» Exercise: The complete set of records should be given again verbatim.

(Element data from apps and pages)
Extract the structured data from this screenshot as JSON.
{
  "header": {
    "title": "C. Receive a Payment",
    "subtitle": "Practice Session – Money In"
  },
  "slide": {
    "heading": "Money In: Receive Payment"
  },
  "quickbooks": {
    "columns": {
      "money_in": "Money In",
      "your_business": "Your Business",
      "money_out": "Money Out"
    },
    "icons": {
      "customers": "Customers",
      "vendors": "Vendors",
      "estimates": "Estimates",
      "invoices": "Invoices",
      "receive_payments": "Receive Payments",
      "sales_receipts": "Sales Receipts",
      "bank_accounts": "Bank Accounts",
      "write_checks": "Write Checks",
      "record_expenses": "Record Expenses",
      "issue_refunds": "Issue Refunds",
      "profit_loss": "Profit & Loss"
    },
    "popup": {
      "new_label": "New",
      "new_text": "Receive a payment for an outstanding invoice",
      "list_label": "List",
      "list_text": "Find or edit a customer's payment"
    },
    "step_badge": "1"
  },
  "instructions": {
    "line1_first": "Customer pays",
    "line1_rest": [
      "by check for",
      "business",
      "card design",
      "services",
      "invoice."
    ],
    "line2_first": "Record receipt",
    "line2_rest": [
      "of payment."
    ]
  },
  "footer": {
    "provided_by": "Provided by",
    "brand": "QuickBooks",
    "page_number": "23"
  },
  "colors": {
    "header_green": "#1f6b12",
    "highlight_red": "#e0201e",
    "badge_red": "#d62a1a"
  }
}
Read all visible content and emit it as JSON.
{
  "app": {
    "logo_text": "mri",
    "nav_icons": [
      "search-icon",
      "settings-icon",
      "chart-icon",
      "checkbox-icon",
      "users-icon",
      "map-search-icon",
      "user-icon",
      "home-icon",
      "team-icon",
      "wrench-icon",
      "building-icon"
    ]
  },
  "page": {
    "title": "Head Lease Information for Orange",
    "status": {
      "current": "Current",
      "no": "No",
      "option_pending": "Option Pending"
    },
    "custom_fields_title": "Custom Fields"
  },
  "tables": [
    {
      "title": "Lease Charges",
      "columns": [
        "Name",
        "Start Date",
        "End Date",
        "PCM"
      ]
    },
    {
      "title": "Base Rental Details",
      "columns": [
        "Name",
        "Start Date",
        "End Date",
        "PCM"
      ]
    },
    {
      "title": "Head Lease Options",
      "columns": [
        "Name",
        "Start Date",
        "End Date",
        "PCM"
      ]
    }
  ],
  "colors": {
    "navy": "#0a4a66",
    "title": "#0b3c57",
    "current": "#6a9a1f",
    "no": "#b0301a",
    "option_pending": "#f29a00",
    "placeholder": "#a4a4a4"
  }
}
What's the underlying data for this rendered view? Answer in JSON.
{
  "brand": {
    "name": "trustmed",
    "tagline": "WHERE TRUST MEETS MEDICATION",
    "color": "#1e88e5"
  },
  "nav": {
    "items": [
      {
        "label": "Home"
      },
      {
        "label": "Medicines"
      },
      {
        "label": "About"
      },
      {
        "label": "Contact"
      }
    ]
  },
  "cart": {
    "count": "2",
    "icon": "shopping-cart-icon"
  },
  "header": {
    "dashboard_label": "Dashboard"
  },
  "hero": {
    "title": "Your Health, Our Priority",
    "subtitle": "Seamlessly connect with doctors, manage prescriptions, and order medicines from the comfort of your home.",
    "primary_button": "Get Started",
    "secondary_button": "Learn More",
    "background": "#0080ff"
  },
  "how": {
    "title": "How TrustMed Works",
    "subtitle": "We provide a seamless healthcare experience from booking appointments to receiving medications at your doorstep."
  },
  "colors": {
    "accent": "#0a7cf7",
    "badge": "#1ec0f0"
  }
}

» Answer section:
Extract the structured data from this screenshot as JSON.
{
  "header": {
    "title": "C. Receive a Payment",
    "subtitle": "Practice Session – Money In"
  },
  "slide": {
    "heading": "Money In: Receive Payment"
  },
  "quickbooks": {
    "columns": {
      "money_in": "Money In",
      "your_business": "Your Business",
      "money_out": "Money Out"
    },
    "icons": {
      "customers": "Customers",
      "vendors": "Vendors",
      "estimates": "Estimates",
      "invoices": "Invoices",
      "receive_payments": "Receive Payments",
      "sales_receipts": "Sales Receipts",
      "bank_accounts": "Bank Accounts",
      "write_checks": "Write Checks",
      "record_expenses": "Record Expenses",
      "issue_refunds": "Issue Refunds",
      "profit_loss": "Profit & Loss"
    },
    "popup": {
      "new_label": "New",
      "new_text": "Receive a payment for an outstanding invoice",
      "list_label": "List",
      "list_text": "Find or edit a customer's payment"
    },
    "step_badge": "1"
  },
  "instructions": {
    "line1_first": "Customer pays",
    "line1_rest": [
      "by check for",
      "business",
      "card design",
      "services",
      "invoice."
    ],
    "line2_first": "Record receipt",
    "line2_rest": [
      "of payment."
    ]
  },
  "footer": {
    "provided_by": "Provided by",
    "brand": "QuickBooks",
    "page_number": "23"
  },
  "colors": {
    "header_green": "#1f6b12",
    "highlight_red": "#e0201e",
    "badge_red": "#d62a1a"
  }
}
Read all visible content and emit it as JSON.
{
  "app": {
    "logo_text": "mri",
    "nav_icons": [
      "search-icon",
      "settings-icon",
      "chart-icon",
      "checkbox-icon",
      "users-icon",
      "map-search-icon",
      "user-icon",
      "home-icon",
      "team-icon",
      "wrench-icon",
      "building-icon"
    ]
  },
  "page": {
    "title": "Head Lease Information for Orange",
    "status": {
      "current": "Current",
      "no": "No",
      "option_pending": "Option Pending"
    },
    "custom_fields_title": "Custom Fields"
  },
  "tables": [
    {
      "title": "Lease Charges",
      "columns": [
        "Name",
        "Start Date",
        "End Date",
        "PCM"
      ]
    },
    {
      "title": "Base Rental Details",
      "columns": [
        "Name",
        "Start Date",
        "End Date",
        "PCM"
      ]
    },
    {
      "title": "Head Lease Options",
      "columns": [
        "Name",
        "Start Date",
        "End Date",
        "PCM"
      ]
    }
  ],
  "colors": {
    "navy": "#0a4a66",
    "title": "#0b3c57",
    "current": "#6a9a1f",
    "no": "#b0301a",
    "option_pending": "#f29a00",
    "placeholder": "#a4a4a4"
  }
}
What's the underlying data for this rendered view? Answer in JSON.
{
  "brand": {
    "name": "trustmed",
    "tagline": "WHERE TRUST MEETS MEDICATION",
    "color": "#1e88e5"
  },
  "nav": {
    "items": [
      {
        "label": "Home"
      },
      {
        "label": "Medicines"
      },
      {
        "label": "About"
      },
      {
        "label": "Contact"
      }
    ]
  },
  "cart": {
    "count": "2",
    "icon": "shopping-cart-icon"
  },
  "header": {
    "dashboard_label": "Dashboard"
  },
  "hero": {
    "title": "Your Health, Our Priority",
    "subtitle": "Seamlessly connect with doctors, manage prescriptions, and order medicines from the comfort of your home.",
    "primary_button": "Get Started",
    "secondary_button": "Learn More",
    "background": "#0080ff"
  },
  "how": {
    "title": "How TrustMed Works",
    "subtitle": "We provide a seamless healthcare experience from booking appointments to receiving medications at your doorstep."
  },
  "colors": {
    "accent": "#0a7cf7",
    "badge": "#1ec0f0"
  }
}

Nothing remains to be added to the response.